-- Opening Marker --
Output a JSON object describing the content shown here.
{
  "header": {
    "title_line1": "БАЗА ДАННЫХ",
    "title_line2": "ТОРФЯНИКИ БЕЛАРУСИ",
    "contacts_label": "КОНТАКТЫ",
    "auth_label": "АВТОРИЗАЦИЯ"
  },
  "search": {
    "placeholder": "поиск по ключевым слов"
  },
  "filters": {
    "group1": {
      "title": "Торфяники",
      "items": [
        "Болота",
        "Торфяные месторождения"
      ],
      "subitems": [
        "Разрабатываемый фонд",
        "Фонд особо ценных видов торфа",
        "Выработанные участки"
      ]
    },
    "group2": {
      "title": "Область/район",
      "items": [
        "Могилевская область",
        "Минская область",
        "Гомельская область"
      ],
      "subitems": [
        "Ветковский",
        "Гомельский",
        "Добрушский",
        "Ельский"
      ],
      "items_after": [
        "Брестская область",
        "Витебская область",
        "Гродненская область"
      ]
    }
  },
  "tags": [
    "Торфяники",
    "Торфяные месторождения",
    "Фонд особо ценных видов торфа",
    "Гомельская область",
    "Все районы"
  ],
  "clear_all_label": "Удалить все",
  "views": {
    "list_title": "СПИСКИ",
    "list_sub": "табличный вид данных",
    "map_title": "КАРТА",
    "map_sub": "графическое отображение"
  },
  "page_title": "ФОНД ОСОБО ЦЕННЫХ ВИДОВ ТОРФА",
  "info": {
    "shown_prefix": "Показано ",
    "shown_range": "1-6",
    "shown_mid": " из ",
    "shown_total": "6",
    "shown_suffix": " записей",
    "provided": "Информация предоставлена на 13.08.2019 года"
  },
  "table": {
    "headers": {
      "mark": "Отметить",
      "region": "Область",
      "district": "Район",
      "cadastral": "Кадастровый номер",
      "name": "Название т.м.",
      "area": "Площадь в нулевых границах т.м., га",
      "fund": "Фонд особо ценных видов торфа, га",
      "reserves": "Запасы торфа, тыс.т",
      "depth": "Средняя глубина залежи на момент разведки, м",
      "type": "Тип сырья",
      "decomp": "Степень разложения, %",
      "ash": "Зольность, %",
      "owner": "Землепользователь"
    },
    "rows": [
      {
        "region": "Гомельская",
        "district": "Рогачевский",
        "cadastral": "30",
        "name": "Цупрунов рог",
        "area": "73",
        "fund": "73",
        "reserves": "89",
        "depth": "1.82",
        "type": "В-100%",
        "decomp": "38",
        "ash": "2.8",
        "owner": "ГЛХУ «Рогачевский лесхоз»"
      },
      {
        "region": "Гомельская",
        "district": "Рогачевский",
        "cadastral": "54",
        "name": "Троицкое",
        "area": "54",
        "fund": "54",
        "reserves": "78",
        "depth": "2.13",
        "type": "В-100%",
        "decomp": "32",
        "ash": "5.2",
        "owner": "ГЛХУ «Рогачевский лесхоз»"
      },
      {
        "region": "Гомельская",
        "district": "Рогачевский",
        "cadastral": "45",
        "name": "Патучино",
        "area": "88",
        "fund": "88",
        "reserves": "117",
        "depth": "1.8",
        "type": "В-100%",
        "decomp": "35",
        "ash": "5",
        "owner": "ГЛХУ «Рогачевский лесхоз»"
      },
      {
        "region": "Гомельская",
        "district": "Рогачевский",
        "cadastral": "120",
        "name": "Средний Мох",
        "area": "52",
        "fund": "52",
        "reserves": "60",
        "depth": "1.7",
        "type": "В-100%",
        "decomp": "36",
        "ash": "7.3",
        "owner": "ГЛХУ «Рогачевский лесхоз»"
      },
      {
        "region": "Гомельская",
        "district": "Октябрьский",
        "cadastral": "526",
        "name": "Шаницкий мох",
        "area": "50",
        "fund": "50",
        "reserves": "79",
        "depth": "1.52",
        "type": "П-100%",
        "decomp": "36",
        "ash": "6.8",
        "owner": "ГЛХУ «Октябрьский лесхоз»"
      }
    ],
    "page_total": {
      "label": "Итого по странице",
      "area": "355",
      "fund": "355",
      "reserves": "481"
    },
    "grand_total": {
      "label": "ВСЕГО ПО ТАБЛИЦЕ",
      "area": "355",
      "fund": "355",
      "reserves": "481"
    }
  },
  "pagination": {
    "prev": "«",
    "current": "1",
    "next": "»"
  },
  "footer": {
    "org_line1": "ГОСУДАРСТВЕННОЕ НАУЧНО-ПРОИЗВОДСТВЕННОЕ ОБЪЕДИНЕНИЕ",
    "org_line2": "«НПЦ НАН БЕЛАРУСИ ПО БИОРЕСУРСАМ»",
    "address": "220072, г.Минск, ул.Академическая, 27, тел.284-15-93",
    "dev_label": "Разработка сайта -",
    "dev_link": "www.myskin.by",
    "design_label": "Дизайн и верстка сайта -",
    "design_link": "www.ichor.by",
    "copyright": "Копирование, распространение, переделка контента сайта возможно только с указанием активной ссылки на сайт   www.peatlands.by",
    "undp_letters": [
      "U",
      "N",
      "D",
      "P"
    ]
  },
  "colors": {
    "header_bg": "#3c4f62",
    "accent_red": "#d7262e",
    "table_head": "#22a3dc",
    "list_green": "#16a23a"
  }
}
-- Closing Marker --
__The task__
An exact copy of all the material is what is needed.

__Your response__
Output a JSON object describing the content shown here.
{
  "header": {
    "title_line1": "БАЗА ДАННЫХ",
    "title_line2": "ТОРФЯНИКИ БЕЛАРУСИ",
    "contacts_label": "КОНТАКТЫ",
    "auth_label": "АВТОРИЗАЦИЯ"
  },
  "search": {
    "placeholder": "поиск по ключевым слов"
  },
  "filters": {
    "group1": {
      "title": "Торфяники",
      "items": [
        "Болота",
        "Торфяные месторождения"
      ],
      "subitems": [
        "Разрабатываемый фонд",
        "Фонд особо ценных видов торфа",
        "Выработанные участки"
      ]
    },
    "group2": {
      "title": "Область/район",
      "items": [
        "Могилевская область",
        "Минская область",
        "Гомельская область"
      ],
      "subitems": [
        "Ветковский",
        "Гомельский",
        "Добрушский",
        "Ельский"
      ],
      "items_after": [
        "Брестская область",
        "Витебская область",
        "Гродненская область"
      ]
    }
  },
  "tags": [
    "Торфяники",
    "Торфяные месторождения",
    "Фонд особо ценных видов торфа",
    "Гомельская область",
    "Все районы"
  ],
  "clear_all_label": "Удалить все",
  "views": {
    "list_title": "СПИСКИ",
    "list_sub": "табличный вид данных",
    "map_title": "КАРТА",
    "map_sub": "графическое отображение"
  },
  "page_title": "ФОНД ОСОБО ЦЕННЫХ ВИДОВ ТОРФА",
  "info": {
    "shown_prefix": "Показано ",
    "shown_range": "1-6",
    "shown_mid": " из ",
    "shown_total": "6",
    "shown_suffix": " записей",
    "provided": "Информация предоставлена на 13.08.2019 года"
  },
  "table": {
    "headers": {
      "mark": "Отметить",
      "region": "Область",
      "district": "Район",
      "cadastral": "Кадастровый номер",
      "name": "Название т.м.",
      "area": "Площадь в нулевых границах т.м., га",
      "fund": "Фонд особо ценных видов торфа, га",
      "reserves": "Запасы торфа, тыс.т",
      "depth": "Средняя глубина залежи на момент разведки, м",
      "type": "Тип сырья",
      "decomp": "Степень разложения, %",
      "ash": "Зольность, %",
      "owner": "Землепользователь"
    },
    "rows": [
      {
        "region": "Гомельская",
        "district": "Рогачевский",
        "cadastral": "30",
        "name": "Цупрунов рог",
        "area": "73",
        "fund": "73",
        "reserves": "89",
        "depth": "1.82",
        "type": "В-100%",
        "decomp": "38",
        "ash": "2.8",
        "owner": "ГЛХУ «Рогачевский лесхоз»"
      },
      {
        "region": "Гомельская",
        "district": "Рогачевский",
        "cadastral": "54",
        "name": "Троицкое",
        "area": "54",
        "fund": "54",
        "reserves": "78",
        "depth": "2.13",
        "type": "В-100%",
        "decomp": "32",
        "ash": "5.2",
        "owner": "ГЛХУ «Рогачевский лесхоз»"
      },
      {
        "region": "Гомельская",
        "district": "Рогачевский",
        "cadastral": "45",
        "name": "Патучино",
        "area": "88",
        "fund": "88",
        "reserves": "117",
        "depth": "1.8",
        "type": "В-100%",
        "decomp": "35",
        "ash": "5",
        "owner": "ГЛХУ «Рогачевский лесхоз»"
      },
      {
        "region": "Гомельская",
        "district": "Рогачевский",
        "cadastral": "120",
        "name": "Средний Мох",
        "area": "52",
        "fund": "52",
        "reserves": "60",
        "depth": "1.7",
        "type": "В-100%",
        "decomp": "36",
        "ash": "7.3",
        "owner": "ГЛХУ «Рогачевский лесхоз»"
      },
      {
        "region": "Гомельская",
        "district": "Октябрьский",
        "cadastral": "526",
        "name": "Шаницкий мох",
        "area": "50",
        "fund": "50",
        "reserves": "79",
        "depth": "1.52",
        "type": "П-100%",
        "decomp": "36",
        "ash": "6.8",
        "owner": "ГЛХУ «Октябрьский лесхоз»"
      }
    ],
    "page_total": {
      "label": "Итого по странице",
      "area": "355",
      "fund": "355",
      "reserves": "481"
    },
    "grand_total": {
      "label": "ВСЕГО ПО ТАБЛИЦЕ",
      "area": "355",
      "fund": "355",
      "reserves": "481"
    }
  },
  "pagination": {
    "prev": "«",
    "current": "1",
    "next": "»"
  },
  "footer": {
    "org_line1": "ГОСУДАРСТВЕННОЕ НАУЧНО-ПРОИЗВОДСТВЕННОЕ ОБЪЕДИНЕНИЕ",
    "org_line2": "«НПЦ НАН БЕЛАРУСИ ПО БИОРЕСУРСАМ»",
    "address": "220072, г.Минск, ул.Академическая, 27, тел.284-15-93",
    "dev_label": "Разработка сайта -",
    "dev_link": "www.myskin.by",
    "design_label": "Дизайн и верстка сайта -",
    "design_link": "www.ichor.by",
    "copyright": "Копирование, распространение, переделка контента сайта возможно только с указанием активной ссылки на сайт   www.peatlands.by",
    "undp_letters": [
      "U",
      "N",
      "D",
      "P"
    ]
  },
  "colors": {
    "header_bg": "#3c4f62",
    "accent_red": "#d7262e",
    "table_head": "#22a3dc",
    "list_green": "#16a23a"
  }
}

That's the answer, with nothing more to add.